Activity: In the material below, find each line with the string "Construction" and copy it.

Provided records:

───

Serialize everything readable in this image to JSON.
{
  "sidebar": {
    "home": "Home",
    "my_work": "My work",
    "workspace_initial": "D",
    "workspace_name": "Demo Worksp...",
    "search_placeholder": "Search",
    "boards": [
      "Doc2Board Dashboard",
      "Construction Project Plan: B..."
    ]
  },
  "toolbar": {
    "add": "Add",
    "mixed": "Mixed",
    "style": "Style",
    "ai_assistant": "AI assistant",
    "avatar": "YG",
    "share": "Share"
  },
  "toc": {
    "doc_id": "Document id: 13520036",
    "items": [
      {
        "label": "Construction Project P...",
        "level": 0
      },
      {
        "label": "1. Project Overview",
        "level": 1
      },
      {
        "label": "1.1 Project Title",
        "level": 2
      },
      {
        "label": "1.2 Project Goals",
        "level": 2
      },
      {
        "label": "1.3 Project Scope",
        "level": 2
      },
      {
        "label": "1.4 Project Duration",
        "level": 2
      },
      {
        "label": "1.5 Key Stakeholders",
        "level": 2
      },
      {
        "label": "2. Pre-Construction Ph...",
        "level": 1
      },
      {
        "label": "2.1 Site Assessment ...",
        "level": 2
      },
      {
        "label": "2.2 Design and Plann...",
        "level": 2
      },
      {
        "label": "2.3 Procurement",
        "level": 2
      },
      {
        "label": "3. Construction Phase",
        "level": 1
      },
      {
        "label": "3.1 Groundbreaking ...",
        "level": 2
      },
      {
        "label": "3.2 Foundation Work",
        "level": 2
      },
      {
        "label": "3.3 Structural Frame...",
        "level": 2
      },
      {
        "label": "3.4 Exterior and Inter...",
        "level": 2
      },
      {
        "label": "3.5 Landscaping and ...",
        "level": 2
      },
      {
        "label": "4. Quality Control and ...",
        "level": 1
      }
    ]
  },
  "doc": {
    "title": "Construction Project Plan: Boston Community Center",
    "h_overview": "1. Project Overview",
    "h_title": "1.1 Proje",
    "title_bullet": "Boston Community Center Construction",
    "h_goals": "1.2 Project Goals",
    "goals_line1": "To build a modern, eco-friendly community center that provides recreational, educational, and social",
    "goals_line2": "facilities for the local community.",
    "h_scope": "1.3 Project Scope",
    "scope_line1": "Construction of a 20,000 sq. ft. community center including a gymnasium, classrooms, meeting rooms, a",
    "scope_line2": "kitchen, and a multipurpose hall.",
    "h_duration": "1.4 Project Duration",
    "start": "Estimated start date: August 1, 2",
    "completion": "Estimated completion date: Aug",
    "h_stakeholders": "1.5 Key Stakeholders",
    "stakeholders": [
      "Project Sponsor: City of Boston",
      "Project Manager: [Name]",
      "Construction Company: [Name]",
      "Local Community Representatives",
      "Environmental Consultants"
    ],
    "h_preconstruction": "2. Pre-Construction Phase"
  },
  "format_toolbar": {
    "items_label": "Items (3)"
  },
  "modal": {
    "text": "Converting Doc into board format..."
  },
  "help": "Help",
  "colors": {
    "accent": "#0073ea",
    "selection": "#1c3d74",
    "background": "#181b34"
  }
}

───

Exercise result:
      "Construction Project Plan: B..."
        "label": "Construction Project P...",
        "label": "2. Pre-Construction Ph...",
        "label": "3. Construction Phase",
    "title": "Construction Project Plan: Boston Community Center",
    "title_bullet": "Boston Community Center Construction",
    "scope_line1": "Construction of a 20,000 sq. ft. community center including a gymnasium, classrooms, meeting rooms, a",
      "Construction Company: [Name]",
    "h_preconstruction": "2. Pre-Construction Phase"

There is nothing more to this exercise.